--- Exercise aim ---
Gather every line in the records below that contains the word "اسلامی".

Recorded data
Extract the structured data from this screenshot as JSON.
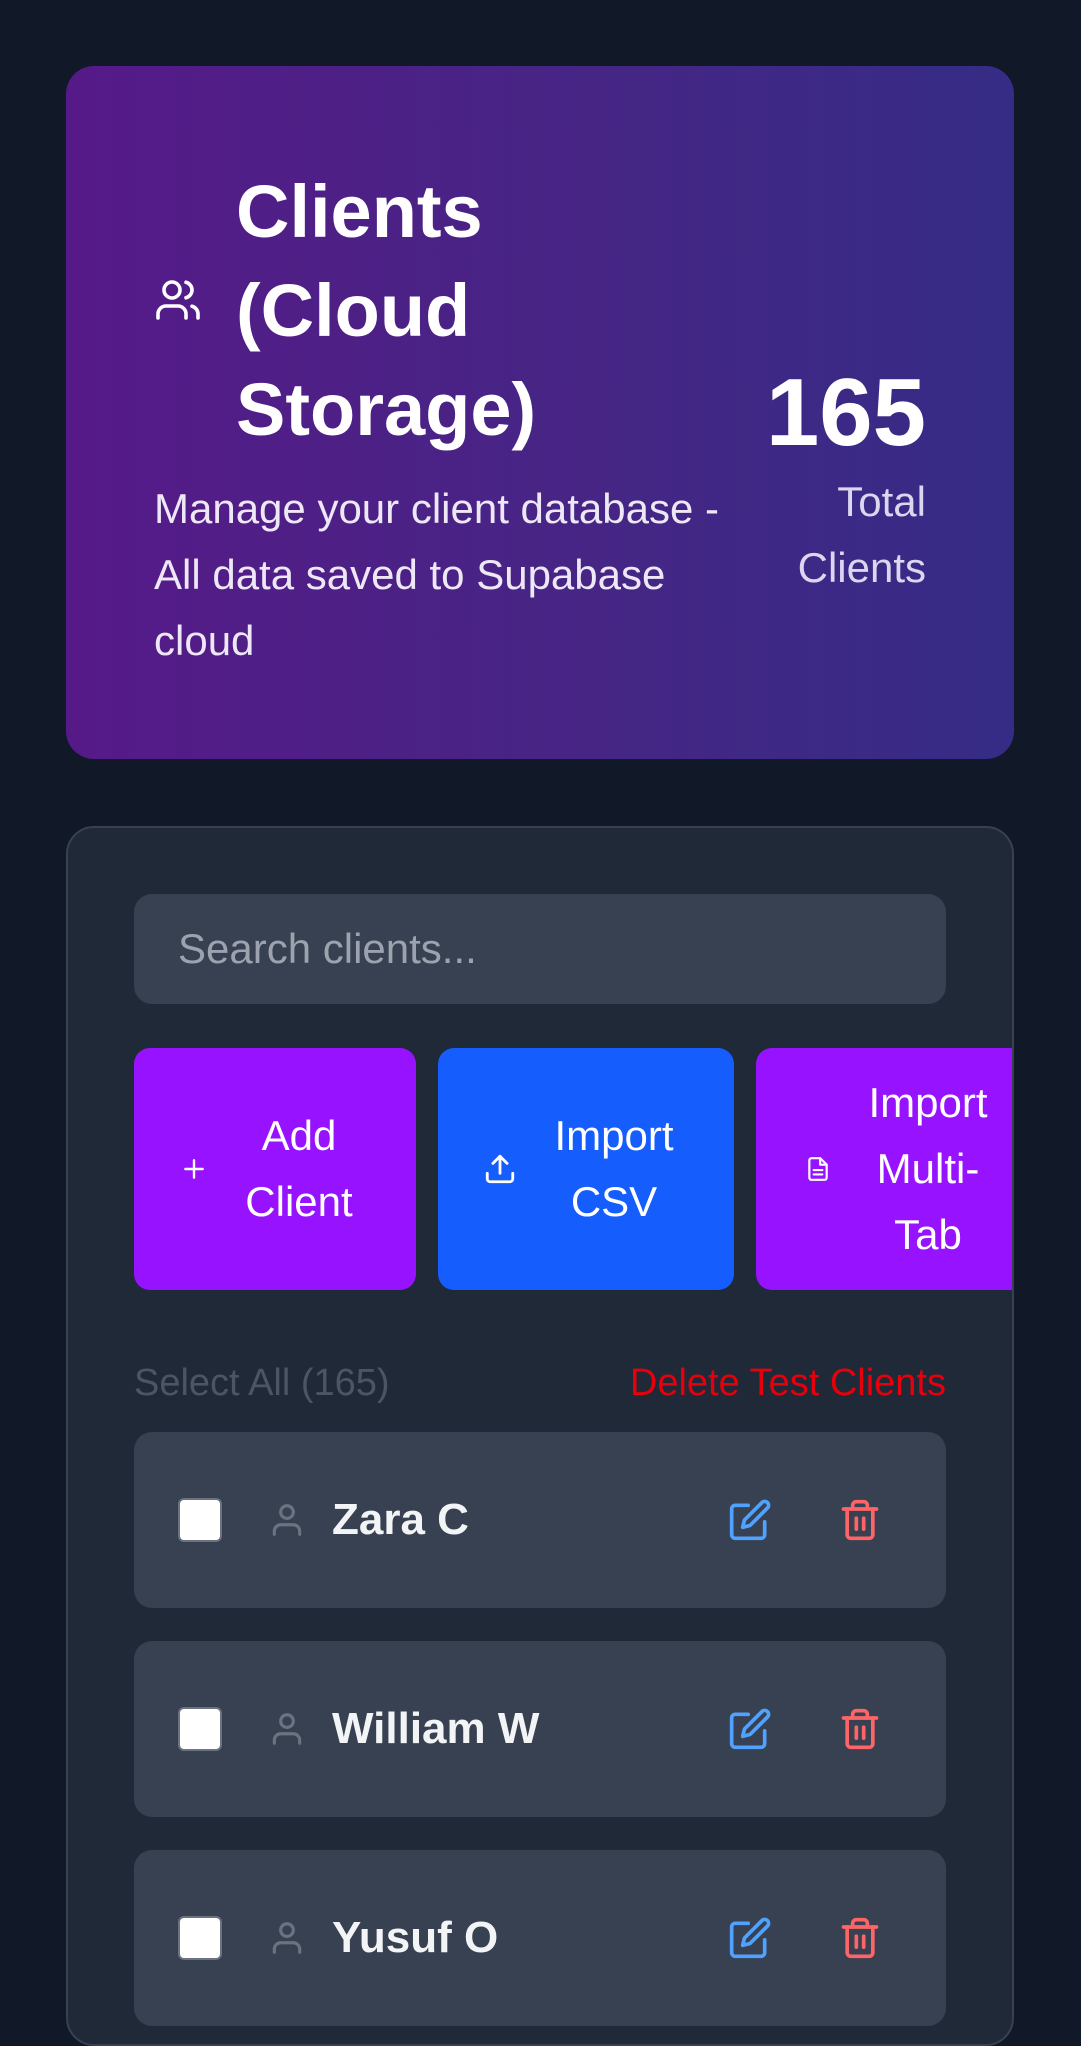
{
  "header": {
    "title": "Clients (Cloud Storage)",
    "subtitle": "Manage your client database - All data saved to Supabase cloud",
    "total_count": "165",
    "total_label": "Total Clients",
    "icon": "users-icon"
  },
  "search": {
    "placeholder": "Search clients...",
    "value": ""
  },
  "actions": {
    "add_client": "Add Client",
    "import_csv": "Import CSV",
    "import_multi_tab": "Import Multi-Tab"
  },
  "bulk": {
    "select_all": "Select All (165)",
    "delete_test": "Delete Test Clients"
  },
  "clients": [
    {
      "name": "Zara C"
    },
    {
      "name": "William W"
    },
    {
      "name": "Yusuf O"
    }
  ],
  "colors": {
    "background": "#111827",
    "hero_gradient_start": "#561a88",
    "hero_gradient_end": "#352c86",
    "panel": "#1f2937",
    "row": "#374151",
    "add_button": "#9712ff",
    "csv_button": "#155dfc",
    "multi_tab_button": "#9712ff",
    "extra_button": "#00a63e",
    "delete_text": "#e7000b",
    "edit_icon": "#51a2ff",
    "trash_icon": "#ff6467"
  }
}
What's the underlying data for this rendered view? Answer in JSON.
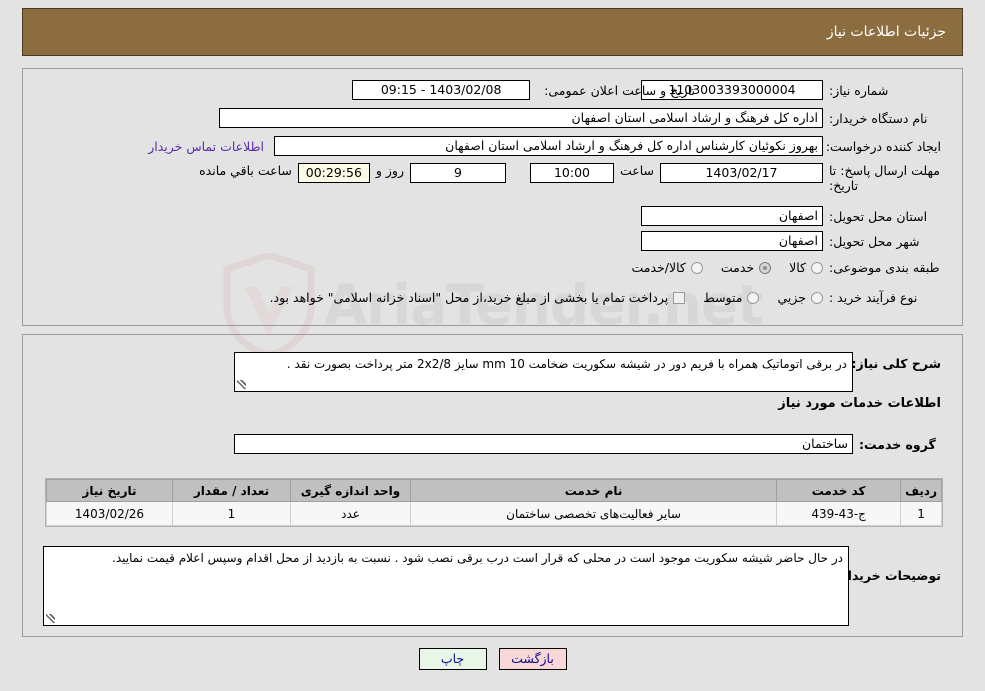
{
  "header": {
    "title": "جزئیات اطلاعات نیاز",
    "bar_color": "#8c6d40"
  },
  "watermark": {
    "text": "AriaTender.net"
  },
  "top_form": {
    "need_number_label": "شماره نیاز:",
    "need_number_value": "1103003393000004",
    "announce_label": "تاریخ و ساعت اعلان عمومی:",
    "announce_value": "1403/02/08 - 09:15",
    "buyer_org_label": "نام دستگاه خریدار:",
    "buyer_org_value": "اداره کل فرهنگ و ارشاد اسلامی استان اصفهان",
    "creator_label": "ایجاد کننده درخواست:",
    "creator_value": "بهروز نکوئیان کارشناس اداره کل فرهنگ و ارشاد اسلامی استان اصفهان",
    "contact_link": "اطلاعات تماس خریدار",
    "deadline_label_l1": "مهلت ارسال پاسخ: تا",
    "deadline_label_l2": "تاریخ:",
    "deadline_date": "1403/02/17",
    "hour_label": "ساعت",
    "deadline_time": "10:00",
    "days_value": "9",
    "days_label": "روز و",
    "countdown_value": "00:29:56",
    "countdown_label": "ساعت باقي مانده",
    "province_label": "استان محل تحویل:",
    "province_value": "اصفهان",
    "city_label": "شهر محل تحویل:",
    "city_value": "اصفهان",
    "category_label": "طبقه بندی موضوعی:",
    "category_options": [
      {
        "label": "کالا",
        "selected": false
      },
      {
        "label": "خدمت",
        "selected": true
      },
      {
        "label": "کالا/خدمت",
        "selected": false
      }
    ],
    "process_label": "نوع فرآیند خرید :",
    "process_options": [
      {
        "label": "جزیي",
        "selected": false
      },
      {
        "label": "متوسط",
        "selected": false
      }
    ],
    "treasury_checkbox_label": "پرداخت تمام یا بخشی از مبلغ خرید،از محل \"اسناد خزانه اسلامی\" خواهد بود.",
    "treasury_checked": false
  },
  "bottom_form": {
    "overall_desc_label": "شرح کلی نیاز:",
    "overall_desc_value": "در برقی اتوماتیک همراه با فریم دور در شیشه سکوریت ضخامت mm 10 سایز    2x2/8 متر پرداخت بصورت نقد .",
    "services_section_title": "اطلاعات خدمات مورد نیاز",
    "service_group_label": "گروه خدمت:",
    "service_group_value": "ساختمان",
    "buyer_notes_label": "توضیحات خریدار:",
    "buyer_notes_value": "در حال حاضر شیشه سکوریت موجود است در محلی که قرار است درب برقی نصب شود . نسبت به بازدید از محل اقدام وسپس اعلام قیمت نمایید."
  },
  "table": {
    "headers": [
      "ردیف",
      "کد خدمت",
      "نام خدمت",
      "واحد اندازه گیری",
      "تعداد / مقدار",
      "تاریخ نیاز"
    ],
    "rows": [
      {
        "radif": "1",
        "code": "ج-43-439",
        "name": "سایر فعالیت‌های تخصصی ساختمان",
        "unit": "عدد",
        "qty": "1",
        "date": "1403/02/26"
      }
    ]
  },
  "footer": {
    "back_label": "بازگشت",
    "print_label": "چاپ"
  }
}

--- Answer area ---
    "buyer_org_value": "اداره کل فرهنگ و ارشاد اسلامی استان اصفهان",
    "creator_value": "بهروز نکوئیان کارشناس اداره کل فرهنگ و ارشاد اسلامی استان اصفهان",
    "treasury_checkbox_label": "پرداخت تمام یا بخشی از مبلغ خرید،از محل \"اسناد خزانه اسلامی\" خواهد بود.",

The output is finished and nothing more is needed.